Clarence Adoo worked as a professional trumpet player until a horrific car accident 15 years ago left him with a broken spine.
But he refused to let his disability ruin his dreams and, as the only totally paralysed conductor in the world, has come up with a way to direct the talented musicians – using just his eyes, facial expression and movement.
Mr Adoo, 50, has also started playing in a quartet after composer Rolf Gehlhaar designed him a unique instrument that he could play. The Headspace, the only one of its kind in the world, is a computer-based "virtual" instrument that Mr Adoo wears on his head and uses his breath to operate.
He has now reached a new milestone in his career by conducting the world-famous Yorkshire-based Black Dyke Band for a piece during their concert at Halifax Minster.
Mr Adoo, who lives in Newcastle, said: "I never dreamt when I was a young boy that I could be conducting arguably the best brass band in the world.
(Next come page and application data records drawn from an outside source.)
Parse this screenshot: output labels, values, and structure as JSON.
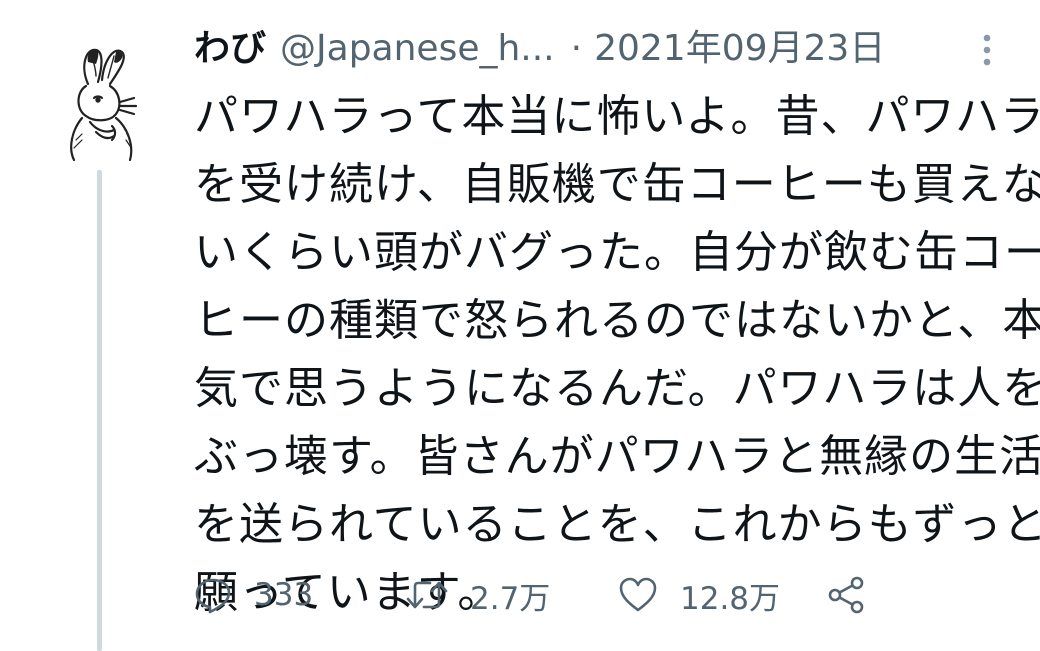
{
  "tweet": {
    "author": {
      "display_name": "わび",
      "handle": "@Japanese_h..."
    },
    "separator": "·",
    "date": "2021年09月23日",
    "body_lines": [
      "パワハラって本当に怖いよ。昔、パワハラ",
      "を受け続け、自販機で缶コーヒーも買えな",
      "いくらい頭がバグった。自分が飲む缶コー",
      "ヒーの種類で怒られるのではないかと、本",
      "気で思うようになるんだ。パワハラは人を",
      "ぶっ壊す。皆さんがパワハラと無縁の生活",
      "を送られていることを、これからもずっと",
      "願っています。"
    ],
    "actions": {
      "replies": "333",
      "retweets": "2.7万",
      "likes": "12.8万"
    }
  },
  "icons": {
    "avatar": "rabbit-sketch-avatar",
    "more": "more-vertical-icon",
    "reply": "reply-icon",
    "retweet": "retweet-icon",
    "like": "heart-icon",
    "share": "share-icon"
  },
  "colors": {
    "text_primary": "#0f1419",
    "text_secondary": "#536471",
    "thread_line": "#cfd9de",
    "background": "#ffffff"
  }
}
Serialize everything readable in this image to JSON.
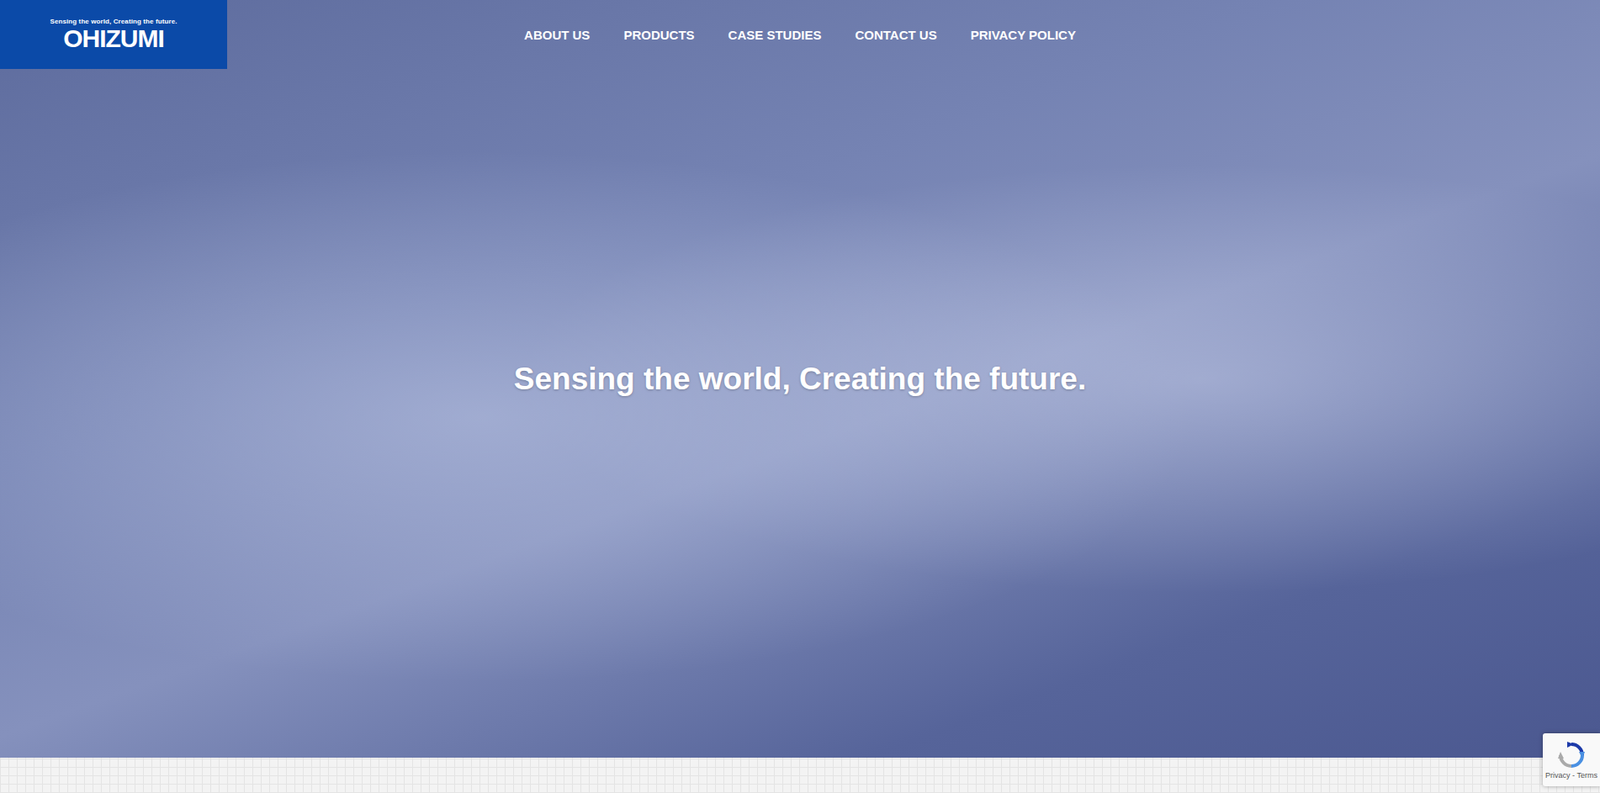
{
  "logo": {
    "tagline": "Sensing the world, Creating the future.",
    "name": "OHIZUMI"
  },
  "nav": [
    {
      "label": "ABOUT US"
    },
    {
      "label": "PRODUCTS"
    },
    {
      "label": "CASE STUDIES"
    },
    {
      "label": "CONTACT US"
    },
    {
      "label": "PRIVACY POLICY"
    }
  ],
  "hero": {
    "headline": "Sensing the world, Creating the future."
  },
  "recaptcha": {
    "links": "Privacy - Terms"
  }
}
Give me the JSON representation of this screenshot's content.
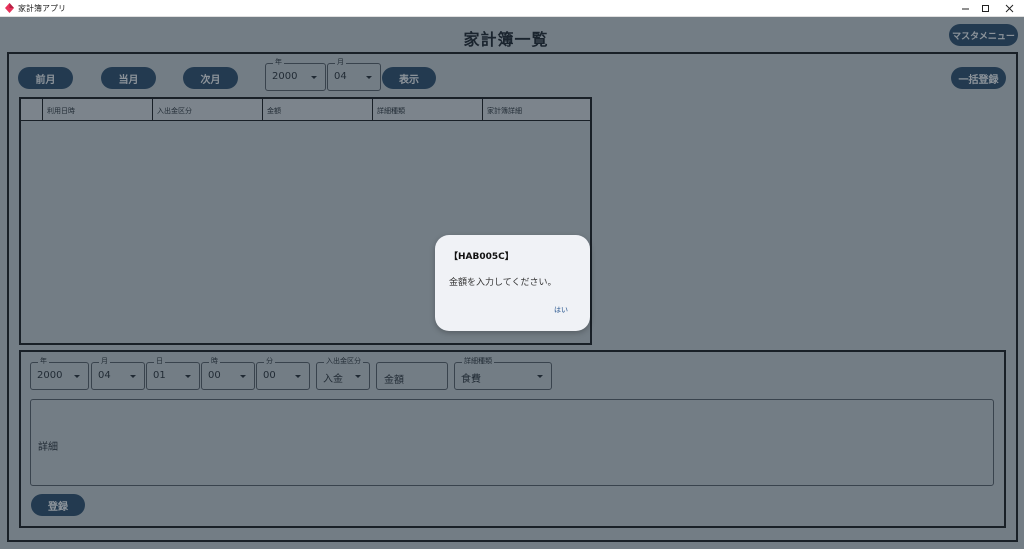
{
  "window": {
    "title": "家計簿アプリ",
    "icon": "app-diamond-icon",
    "accent": "#e8325a"
  },
  "header": {
    "title": "家計簿一覧",
    "master_menu_label": "マスタメニュー"
  },
  "toolbar": {
    "prev_month_label": "前月",
    "current_month_label": "当月",
    "next_month_label": "次月",
    "year": {
      "legend": "年",
      "value": "2000"
    },
    "month": {
      "legend": "月",
      "value": "04"
    },
    "show_label": "表示",
    "bulk_register_label": "一括登録"
  },
  "table": {
    "columns": [
      "",
      "利用日時",
      "入出金区分",
      "金額",
      "詳細種類",
      "家計簿詳細"
    ],
    "rows": []
  },
  "form": {
    "year": {
      "legend": "年",
      "value": "2000"
    },
    "month": {
      "legend": "月",
      "value": "04"
    },
    "day": {
      "legend": "日",
      "value": "01"
    },
    "hour": {
      "legend": "時",
      "value": "00"
    },
    "minute": {
      "legend": "分",
      "value": "00"
    },
    "io_type": {
      "legend": "入出金区分",
      "value": "入金"
    },
    "amount_placeholder": "金額",
    "detail_type": {
      "legend": "詳細種類",
      "value": "食費"
    },
    "details_placeholder": "詳細",
    "register_label": "登録"
  },
  "dialog": {
    "title": "【HAB005C】",
    "message": "金額を入力してください。",
    "ok_label": "はい"
  },
  "colors": {
    "button_bg": "#1f4466",
    "page_bg": "#b9c4cc",
    "dialog_bg": "#f0f2f6"
  }
}
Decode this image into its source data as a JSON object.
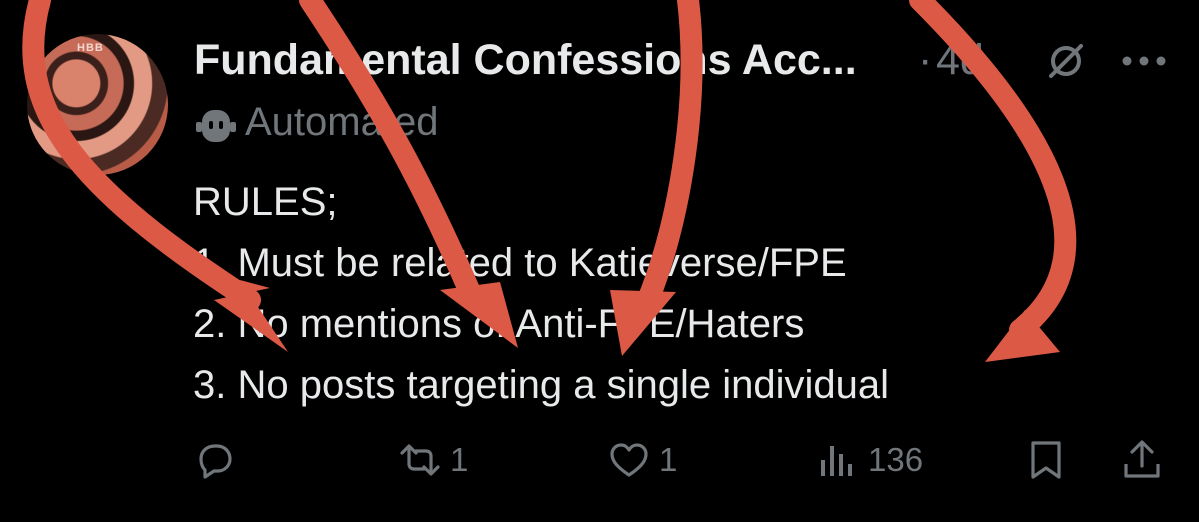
{
  "post": {
    "author_name": "Fundamental Confessions Acc...",
    "separator": "·",
    "time": "4d",
    "automated_label": "Automated",
    "avatar_text": "HBB",
    "body_lines": [
      "RULES;",
      "1. Must be related to Katieverse/FPE",
      "2. No mentions of Anti-FPE/Haters",
      "3. No posts targeting a single individual"
    ]
  },
  "actions": {
    "retweet_count": "1",
    "like_count": "1",
    "views_count": "136"
  },
  "colors": {
    "background": "#000000",
    "text": "#e7e9ea",
    "muted": "#71767b",
    "arrow": "#dc5a45"
  },
  "icons": [
    "grok-icon",
    "more-icon",
    "robot-icon",
    "reply-icon",
    "retweet-icon",
    "like-icon",
    "views-icon",
    "bookmark-icon",
    "share-icon"
  ]
}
But when I was in hospital I realised I had two choices, I could either sit around and mope or dust myself off and see what was possible.
"I knew I would never play five-a-side football again but I don't look at what I can't do, I look at what I can do. And what I have done here is amazing. I was so thrilled to be asked."
Mr Adoo generally conducts smaller bands but he has used a baton attached to his head when he has conducted a larger orchestra.
He said: "Sometimes, there's a group on my right and my left that I want to indicate to and I'll have to lean to one side and blink my eyes for the other.
"Sometimes I have to use different things, so my facial expression becomes very relevant."